Data about app and page elements
▬▬▬

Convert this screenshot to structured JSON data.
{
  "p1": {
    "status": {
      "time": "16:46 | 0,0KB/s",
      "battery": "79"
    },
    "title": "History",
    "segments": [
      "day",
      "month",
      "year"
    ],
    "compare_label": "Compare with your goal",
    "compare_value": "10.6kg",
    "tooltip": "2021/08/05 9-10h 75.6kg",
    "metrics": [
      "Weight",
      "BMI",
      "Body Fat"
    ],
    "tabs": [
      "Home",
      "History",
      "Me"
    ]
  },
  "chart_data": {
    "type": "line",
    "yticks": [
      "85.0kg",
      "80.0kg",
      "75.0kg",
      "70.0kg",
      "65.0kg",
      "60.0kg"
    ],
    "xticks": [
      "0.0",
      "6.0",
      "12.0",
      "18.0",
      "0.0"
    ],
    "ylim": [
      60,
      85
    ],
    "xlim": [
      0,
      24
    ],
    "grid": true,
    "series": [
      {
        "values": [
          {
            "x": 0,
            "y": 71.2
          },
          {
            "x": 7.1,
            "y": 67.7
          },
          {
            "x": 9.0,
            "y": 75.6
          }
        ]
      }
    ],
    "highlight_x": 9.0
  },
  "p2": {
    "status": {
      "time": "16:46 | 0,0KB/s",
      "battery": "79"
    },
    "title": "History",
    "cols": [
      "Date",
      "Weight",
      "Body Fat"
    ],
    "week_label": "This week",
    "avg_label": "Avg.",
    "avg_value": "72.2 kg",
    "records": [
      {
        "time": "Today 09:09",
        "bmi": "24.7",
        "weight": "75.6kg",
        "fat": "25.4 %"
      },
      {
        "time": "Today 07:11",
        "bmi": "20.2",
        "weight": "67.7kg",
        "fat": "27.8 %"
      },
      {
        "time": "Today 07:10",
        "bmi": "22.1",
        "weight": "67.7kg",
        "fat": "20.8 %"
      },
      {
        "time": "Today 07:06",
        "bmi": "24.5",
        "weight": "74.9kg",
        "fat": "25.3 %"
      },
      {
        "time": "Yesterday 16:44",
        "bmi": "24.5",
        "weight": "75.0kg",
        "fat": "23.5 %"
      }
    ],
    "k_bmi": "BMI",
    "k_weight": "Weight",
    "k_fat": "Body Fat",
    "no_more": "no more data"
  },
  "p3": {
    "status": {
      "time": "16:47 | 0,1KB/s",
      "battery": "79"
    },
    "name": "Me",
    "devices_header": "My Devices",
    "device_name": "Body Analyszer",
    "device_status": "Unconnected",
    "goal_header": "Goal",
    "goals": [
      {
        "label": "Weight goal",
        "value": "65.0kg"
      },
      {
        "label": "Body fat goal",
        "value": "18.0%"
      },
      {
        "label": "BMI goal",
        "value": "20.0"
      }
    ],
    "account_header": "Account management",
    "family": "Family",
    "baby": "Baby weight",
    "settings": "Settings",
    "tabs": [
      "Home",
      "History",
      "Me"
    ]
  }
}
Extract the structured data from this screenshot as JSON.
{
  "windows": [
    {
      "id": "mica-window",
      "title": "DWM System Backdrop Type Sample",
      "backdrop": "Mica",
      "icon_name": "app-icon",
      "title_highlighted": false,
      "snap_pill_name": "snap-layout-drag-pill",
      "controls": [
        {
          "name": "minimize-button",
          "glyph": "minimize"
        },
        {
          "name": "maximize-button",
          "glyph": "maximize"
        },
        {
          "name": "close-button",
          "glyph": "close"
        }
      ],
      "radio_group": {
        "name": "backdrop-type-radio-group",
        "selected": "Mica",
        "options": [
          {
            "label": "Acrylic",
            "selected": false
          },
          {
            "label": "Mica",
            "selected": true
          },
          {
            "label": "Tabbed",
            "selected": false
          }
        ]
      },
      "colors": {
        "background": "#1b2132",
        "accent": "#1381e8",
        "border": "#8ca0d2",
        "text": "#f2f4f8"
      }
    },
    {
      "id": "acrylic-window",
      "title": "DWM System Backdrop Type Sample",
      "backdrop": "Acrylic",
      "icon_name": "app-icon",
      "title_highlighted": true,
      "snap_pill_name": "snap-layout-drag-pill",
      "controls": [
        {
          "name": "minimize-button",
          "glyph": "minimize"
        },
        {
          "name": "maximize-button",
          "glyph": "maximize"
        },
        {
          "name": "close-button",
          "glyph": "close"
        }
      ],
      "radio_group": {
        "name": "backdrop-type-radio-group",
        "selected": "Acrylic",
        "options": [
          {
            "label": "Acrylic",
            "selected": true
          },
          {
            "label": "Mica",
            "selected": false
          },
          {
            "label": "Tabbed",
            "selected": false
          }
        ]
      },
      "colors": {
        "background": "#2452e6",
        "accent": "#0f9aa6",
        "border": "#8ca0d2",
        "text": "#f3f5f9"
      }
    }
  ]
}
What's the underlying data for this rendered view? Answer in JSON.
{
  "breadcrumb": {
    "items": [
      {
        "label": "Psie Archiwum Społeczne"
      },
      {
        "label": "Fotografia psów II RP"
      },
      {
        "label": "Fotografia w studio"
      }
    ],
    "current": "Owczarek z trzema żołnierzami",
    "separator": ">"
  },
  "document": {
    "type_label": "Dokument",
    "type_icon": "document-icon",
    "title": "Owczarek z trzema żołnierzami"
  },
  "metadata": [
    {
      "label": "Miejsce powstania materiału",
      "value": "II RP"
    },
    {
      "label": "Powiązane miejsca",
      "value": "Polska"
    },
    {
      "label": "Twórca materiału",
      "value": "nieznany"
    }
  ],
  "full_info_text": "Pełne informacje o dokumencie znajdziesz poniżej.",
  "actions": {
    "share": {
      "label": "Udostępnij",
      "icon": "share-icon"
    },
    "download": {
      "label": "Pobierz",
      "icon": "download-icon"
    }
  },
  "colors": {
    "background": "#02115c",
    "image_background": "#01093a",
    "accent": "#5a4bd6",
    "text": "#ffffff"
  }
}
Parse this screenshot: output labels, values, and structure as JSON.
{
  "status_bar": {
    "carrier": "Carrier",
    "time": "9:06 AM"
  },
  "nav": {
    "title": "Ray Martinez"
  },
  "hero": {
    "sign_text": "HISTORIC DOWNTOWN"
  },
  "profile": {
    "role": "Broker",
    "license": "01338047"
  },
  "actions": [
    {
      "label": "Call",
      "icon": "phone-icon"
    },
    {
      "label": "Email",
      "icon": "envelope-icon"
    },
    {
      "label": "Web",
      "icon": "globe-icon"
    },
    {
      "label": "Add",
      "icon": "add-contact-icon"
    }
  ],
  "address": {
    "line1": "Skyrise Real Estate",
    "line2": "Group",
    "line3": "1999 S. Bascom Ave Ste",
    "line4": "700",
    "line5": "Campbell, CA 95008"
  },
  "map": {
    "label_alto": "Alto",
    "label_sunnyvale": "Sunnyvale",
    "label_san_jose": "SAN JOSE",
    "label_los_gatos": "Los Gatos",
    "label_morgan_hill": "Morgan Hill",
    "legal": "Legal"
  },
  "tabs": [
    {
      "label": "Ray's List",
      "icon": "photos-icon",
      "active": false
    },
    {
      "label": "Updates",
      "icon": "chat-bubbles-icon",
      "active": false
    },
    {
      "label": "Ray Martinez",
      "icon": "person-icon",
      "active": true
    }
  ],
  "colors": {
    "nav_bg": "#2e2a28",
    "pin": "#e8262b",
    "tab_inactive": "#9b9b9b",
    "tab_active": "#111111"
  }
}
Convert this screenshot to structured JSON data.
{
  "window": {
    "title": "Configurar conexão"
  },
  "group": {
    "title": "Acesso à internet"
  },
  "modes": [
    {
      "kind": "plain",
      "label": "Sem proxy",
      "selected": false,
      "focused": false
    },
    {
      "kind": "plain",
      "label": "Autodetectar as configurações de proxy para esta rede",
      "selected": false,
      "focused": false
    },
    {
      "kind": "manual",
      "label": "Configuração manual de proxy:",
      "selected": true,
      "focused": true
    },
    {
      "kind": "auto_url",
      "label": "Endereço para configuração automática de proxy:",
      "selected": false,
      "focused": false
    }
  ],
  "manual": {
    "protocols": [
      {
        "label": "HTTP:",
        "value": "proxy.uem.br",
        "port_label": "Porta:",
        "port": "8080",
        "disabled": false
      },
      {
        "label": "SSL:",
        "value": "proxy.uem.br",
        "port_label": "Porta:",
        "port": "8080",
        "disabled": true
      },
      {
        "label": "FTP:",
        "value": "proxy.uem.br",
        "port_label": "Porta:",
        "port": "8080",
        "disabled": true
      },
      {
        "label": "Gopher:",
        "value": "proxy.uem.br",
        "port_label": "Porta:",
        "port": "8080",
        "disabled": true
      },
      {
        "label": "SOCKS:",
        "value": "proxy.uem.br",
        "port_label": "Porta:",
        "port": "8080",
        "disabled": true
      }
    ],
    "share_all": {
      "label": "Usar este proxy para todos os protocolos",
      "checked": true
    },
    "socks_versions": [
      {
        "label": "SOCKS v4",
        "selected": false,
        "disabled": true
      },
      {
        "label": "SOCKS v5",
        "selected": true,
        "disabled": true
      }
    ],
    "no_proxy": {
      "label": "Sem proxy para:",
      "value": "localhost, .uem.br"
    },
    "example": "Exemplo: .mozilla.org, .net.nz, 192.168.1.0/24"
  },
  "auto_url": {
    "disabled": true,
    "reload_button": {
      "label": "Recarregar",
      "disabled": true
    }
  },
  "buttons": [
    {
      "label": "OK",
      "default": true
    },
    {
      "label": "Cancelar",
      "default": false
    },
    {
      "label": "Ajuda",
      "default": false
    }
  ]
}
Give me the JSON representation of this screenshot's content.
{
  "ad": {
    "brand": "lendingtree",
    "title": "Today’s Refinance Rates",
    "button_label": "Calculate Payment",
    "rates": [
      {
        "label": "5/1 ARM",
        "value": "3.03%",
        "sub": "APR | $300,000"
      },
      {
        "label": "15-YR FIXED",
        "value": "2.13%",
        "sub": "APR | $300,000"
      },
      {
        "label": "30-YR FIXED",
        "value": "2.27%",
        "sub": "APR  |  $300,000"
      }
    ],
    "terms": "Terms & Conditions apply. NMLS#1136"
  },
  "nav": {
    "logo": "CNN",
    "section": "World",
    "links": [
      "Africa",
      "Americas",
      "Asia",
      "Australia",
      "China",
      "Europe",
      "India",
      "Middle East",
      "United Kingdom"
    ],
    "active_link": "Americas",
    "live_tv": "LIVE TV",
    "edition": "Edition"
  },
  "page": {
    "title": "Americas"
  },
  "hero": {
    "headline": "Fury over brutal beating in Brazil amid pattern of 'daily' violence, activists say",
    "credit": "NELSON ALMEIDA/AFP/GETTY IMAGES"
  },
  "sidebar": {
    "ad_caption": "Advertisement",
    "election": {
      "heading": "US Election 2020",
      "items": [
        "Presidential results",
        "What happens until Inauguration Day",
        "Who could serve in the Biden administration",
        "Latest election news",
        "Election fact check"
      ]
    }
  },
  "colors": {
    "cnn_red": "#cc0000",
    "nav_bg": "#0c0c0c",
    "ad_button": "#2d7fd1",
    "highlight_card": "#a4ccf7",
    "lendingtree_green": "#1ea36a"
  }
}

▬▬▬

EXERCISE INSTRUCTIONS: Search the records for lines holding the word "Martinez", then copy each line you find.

TASK RESPONSE:
    "title": "Ray Martinez"
      "label": "Ray Martinez",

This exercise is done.